Below are some records. Set each one down exactly as it reads.

++++ INPUT

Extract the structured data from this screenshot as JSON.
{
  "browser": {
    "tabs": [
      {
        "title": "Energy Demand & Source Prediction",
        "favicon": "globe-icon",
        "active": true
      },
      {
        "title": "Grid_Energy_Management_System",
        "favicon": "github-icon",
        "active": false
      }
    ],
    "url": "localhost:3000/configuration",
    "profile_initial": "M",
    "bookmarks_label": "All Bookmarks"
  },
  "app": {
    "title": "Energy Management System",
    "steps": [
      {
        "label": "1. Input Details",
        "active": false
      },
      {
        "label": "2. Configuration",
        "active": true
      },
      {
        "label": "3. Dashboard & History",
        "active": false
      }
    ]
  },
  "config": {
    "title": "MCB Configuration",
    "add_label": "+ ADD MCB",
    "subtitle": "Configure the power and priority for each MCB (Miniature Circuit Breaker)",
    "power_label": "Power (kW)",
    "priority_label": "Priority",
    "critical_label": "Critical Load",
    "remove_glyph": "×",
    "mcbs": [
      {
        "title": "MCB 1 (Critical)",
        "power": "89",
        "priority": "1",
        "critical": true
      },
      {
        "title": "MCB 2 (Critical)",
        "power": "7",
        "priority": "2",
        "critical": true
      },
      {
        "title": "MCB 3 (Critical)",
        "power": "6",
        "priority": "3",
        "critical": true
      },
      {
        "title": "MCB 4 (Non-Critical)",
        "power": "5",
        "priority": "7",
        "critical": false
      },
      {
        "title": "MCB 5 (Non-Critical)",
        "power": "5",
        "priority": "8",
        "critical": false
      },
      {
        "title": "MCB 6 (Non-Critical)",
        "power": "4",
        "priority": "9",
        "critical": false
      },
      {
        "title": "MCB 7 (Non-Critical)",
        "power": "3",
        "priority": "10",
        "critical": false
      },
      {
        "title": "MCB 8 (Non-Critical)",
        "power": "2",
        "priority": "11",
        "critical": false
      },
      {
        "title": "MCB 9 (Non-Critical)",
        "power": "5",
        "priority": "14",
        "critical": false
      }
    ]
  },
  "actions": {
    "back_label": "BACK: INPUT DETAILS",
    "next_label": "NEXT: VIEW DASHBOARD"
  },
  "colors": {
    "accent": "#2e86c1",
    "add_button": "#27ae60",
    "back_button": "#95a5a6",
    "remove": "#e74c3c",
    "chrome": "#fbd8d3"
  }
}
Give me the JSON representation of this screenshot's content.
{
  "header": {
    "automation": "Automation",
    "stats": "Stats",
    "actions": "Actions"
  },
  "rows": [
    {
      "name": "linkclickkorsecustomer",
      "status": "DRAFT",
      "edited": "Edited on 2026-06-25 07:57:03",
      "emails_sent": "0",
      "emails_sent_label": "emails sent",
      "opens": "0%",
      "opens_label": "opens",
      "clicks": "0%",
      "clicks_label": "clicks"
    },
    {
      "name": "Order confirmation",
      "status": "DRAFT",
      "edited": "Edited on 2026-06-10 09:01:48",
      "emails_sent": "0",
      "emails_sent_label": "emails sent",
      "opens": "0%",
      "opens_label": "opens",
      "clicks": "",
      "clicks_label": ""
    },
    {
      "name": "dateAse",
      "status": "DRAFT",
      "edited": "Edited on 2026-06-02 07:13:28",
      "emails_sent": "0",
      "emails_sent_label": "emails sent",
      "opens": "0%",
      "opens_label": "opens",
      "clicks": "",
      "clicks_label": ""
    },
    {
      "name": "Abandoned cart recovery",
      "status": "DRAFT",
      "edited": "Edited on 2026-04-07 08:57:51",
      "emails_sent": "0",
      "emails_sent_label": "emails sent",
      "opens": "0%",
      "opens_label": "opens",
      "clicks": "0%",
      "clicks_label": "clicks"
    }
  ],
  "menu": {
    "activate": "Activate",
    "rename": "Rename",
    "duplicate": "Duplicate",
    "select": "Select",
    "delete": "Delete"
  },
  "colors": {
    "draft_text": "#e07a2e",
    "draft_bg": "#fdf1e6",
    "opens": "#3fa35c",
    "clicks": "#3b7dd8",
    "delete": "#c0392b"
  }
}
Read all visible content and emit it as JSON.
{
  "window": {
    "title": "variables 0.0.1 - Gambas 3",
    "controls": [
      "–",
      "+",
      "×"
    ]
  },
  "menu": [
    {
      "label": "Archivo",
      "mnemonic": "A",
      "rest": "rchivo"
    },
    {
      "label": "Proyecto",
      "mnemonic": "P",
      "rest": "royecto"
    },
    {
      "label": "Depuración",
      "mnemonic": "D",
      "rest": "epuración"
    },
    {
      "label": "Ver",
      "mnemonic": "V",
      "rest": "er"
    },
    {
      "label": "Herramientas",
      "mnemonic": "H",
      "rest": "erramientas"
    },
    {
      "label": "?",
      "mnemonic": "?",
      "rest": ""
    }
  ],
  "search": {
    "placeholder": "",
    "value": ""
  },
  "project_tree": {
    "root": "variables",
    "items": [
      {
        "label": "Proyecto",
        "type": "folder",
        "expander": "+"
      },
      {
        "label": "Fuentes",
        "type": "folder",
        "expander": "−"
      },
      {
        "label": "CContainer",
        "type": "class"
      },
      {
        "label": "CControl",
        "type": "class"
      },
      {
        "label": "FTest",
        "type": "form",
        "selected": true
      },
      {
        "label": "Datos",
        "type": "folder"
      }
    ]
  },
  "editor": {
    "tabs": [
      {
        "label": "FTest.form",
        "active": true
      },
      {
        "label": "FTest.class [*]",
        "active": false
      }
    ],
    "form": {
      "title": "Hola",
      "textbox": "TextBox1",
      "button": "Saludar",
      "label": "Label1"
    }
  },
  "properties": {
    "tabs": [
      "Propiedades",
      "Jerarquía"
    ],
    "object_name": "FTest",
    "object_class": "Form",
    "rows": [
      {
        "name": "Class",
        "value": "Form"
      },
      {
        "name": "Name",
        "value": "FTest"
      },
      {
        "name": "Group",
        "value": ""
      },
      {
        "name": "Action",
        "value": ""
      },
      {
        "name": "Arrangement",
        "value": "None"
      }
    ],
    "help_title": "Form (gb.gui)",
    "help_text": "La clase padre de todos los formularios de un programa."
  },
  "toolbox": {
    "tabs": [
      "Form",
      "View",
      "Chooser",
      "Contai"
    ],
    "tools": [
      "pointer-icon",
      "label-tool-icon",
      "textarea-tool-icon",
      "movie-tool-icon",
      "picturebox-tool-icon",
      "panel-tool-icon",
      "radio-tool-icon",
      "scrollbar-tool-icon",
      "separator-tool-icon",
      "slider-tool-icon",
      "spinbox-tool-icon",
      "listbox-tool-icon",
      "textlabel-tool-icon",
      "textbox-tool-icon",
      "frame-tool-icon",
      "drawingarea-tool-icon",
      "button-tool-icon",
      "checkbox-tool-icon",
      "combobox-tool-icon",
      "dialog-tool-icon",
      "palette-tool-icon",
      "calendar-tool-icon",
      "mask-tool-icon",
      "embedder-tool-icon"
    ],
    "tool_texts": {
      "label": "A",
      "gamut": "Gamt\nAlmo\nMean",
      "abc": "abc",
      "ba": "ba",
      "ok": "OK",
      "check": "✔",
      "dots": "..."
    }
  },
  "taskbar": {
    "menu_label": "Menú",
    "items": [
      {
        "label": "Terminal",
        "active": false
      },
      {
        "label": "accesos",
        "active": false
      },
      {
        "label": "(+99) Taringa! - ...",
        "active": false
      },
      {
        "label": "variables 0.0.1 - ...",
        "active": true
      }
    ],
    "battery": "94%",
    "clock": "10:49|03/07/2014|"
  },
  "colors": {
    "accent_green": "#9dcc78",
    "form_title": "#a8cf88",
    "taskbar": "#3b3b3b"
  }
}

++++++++

▶ WRITTEN RESPONSE
Extract the structured data from this screenshot as JSON.
{
  "browser": {
    "tabs": [
      {
        "title": "Energy Demand & Source Prediction",
        "favicon": "globe-icon",
        "active": true
      },
      {
        "title": "Grid_Energy_Management_System",
        "favicon": "github-icon",
        "active": false
      }
    ],
    "url": "localhost:3000/configuration",
    "profile_initial": "M",
    "bookmarks_label": "All Bookmarks"
  },
  "app": {
    "title": "Energy Management System",
    "steps": [
      {
        "label": "1. Input Details",
        "active": false
      },
      {
        "label": "2. Configuration",
        "active": true
      },
      {
        "label": "3. Dashboard & History",
        "active": false
      }
    ]
  },
  "config": {
    "title": "MCB Configuration",
    "add_label": "+ ADD MCB",
    "subtitle": "Configure the power and priority for each MCB (Miniature Circuit Breaker)",
    "power_label": "Power (kW)",
    "priority_label": "Priority",
    "critical_label": "Critical Load",
    "remove_glyph": "×",
    "mcbs": [
      {
        "title": "MCB 1 (Critical)",
        "power": "89",
        "priority": "1",
        "critical": true
      },
      {
        "title": "MCB 2 (Critical)",
        "power": "7",
        "priority": "2",
        "critical": true
      },
      {
        "title": "MCB 3 (Critical)",
        "power": "6",
        "priority": "3",
        "critical": true
      },
      {
        "title": "MCB 4 (Non-Critical)",
        "power": "5",
        "priority": "7",
        "critical": false
      },
      {
        "title": "MCB 5 (Non-Critical)",
        "power": "5",
        "priority": "8",
        "critical": false
      },
      {
        "title": "MCB 6 (Non-Critical)",
        "power": "4",
        "priority": "9",
        "critical": false
      },
      {
        "title": "MCB 7 (Non-Critical)",
        "power": "3",
        "priority": "10",
        "critical": false
      },
      {
        "title": "MCB 8 (Non-Critical)",
        "power": "2",
        "priority": "11",
        "critical": false
      },
      {
        "title": "MCB 9 (Non-Critical)",
        "power": "5",
        "priority": "14",
        "critical": false
      }
    ]
  },
  "actions": {
    "back_label": "BACK: INPUT DETAILS",
    "next_label": "NEXT: VIEW DASHBOARD"
  },
  "colors": {
    "accent": "#2e86c1",
    "add_button": "#27ae60",
    "back_button": "#95a5a6",
    "remove": "#e74c3c",
    "chrome": "#fbd8d3"
  }
}
Give me the JSON representation of this screenshot's content.
{
  "header": {
    "automation": "Automation",
    "stats": "Stats",
    "actions": "Actions"
  },
  "rows": [
    {
      "name": "linkclickkorsecustomer",
      "status": "DRAFT",
      "edited": "Edited on 2026-06-25 07:57:03",
      "emails_sent": "0",
      "emails_sent_label": "emails sent",
      "opens": "0%",
      "opens_label": "opens",
      "clicks": "0%",
      "clicks_label": "clicks"
    },
    {
      "name": "Order confirmation",
      "status": "DRAFT",
      "edited": "Edited on 2026-06-10 09:01:48",
      "emails_sent": "0",
      "emails_sent_label": "emails sent",
      "opens": "0%",
      "opens_label": "opens",
      "clicks": "",
      "clicks_label": ""
    },
    {
      "name": "dateAse",
      "status": "DRAFT",
      "edited": "Edited on 2026-06-02 07:13:28",
      "emails_sent": "0",
      "emails_sent_label": "emails sent",
      "opens": "0%",
      "opens_label": "opens",
      "clicks": "",
      "clicks_label": ""
    },
    {
      "name": "Abandoned cart recovery",
      "status": "DRAFT",
      "edited": "Edited on 2026-04-07 08:57:51",
      "emails_sent": "0",
      "emails_sent_label": "emails sent",
      "opens": "0%",
      "opens_label": "opens",
      "clicks": "0%",
      "clicks_label": "clicks"
    }
  ],
  "menu": {
    "activate": "Activate",
    "rename": "Rename",
    "duplicate": "Duplicate",
    "select": "Select",
    "delete": "Delete"
  },
  "colors": {
    "draft_text": "#e07a2e",
    "draft_bg": "#fdf1e6",
    "opens": "#3fa35c",
    "clicks": "#3b7dd8",
    "delete": "#c0392b"
  }
}
Read all visible content and emit it as JSON.
{
  "window": {
    "title": "variables 0.0.1 - Gambas 3",
    "controls": [
      "–",
      "+",
      "×"
    ]
  },
  "menu": [
    {
      "label": "Archivo",
      "mnemonic": "A",
      "rest": "rchivo"
    },
    {
      "label": "Proyecto",
      "mnemonic": "P",
      "rest": "royecto"
    },
    {
      "label": "Depuración",
      "mnemonic": "D",
      "rest": "epuración"
    },
    {
      "label": "Ver",
      "mnemonic": "V",
      "rest": "er"
    },
    {
      "label": "Herramientas",
      "mnemonic": "H",
      "rest": "erramientas"
    },
    {
      "label": "?",
      "mnemonic": "?",
      "rest": ""
    }
  ],
  "search": {
    "placeholder": "",
    "value": ""
  },
  "project_tree": {
    "root": "variables",
    "items": [
      {
        "label": "Proyecto",
        "type": "folder",
        "expander": "+"
      },
      {
        "label": "Fuentes",
        "type": "folder",
        "expander": "−"
      },
      {
        "label": "CContainer",
        "type": "class"
      },
      {
        "label": "CControl",
        "type": "class"
      },
      {
        "label": "FTest",
        "type": "form",
        "selected": true
      },
      {
        "label": "Datos",
        "type": "folder"
      }
    ]
  },
  "editor": {
    "tabs": [
      {
        "label": "FTest.form",
        "active": true
      },
      {
        "label": "FTest.class [*]",
        "active": false
      }
    ],
    "form": {
      "title": "Hola",
      "textbox": "TextBox1",
      "button": "Saludar",
      "label": "Label1"
    }
  },
  "properties": {
    "tabs": [
      "Propiedades",
      "Jerarquía"
    ],
    "object_name": "FTest",
    "object_class": "Form",
    "rows": [
      {
        "name": "Class",
        "value": "Form"
      },
      {
        "name": "Name",
        "value": "FTest"
      },
      {
        "name": "Group",
        "value": ""
      },
      {
        "name": "Action",
        "value": ""
      },
      {
        "name": "Arrangement",
        "value": "None"
      }
    ],
    "help_title": "Form (gb.gui)",
    "help_text": "La clase padre de todos los formularios de un programa."
  },
  "toolbox": {
    "tabs": [
      "Form",
      "View",
      "Chooser",
      "Contai"
    ],
    "tools": [
      "pointer-icon",
      "label-tool-icon",
      "textarea-tool-icon",
      "movie-tool-icon",
      "picturebox-tool-icon",
      "panel-tool-icon",
      "radio-tool-icon",
      "scrollbar-tool-icon",
      "separator-tool-icon",
      "slider-tool-icon",
      "spinbox-tool-icon",
      "listbox-tool-icon",
      "textlabel-tool-icon",
      "textbox-tool-icon",
      "frame-tool-icon",
      "drawingarea-tool-icon",
      "button-tool-icon",
      "checkbox-tool-icon",
      "combobox-tool-icon",
      "dialog-tool-icon",
      "palette-tool-icon",
      "calendar-tool-icon",
      "mask-tool-icon",
      "embedder-tool-icon"
    ],
    "tool_texts": {
      "label": "A",
      "gamut": "Gamt\nAlmo\nMean",
      "abc": "abc",
      "ba": "ba",
      "ok": "OK",
      "check": "✔",
      "dots": "..."
    }
  },
  "taskbar": {
    "menu_label": "Menú",
    "items": [
      {
        "label": "Terminal",
        "active": false
      },
      {
        "label": "accesos",
        "active": false
      },
      {
        "label": "(+99) Taringa! - ...",
        "active": false
      },
      {
        "label": "variables 0.0.1 - ...",
        "active": true
      }
    ],
    "battery": "94%",
    "clock": "10:49|03/07/2014|"
  },
  "colors": {
    "accent_green": "#9dcc78",
    "form_title": "#a8cf88",
    "taskbar": "#3b3b3b"
  }
}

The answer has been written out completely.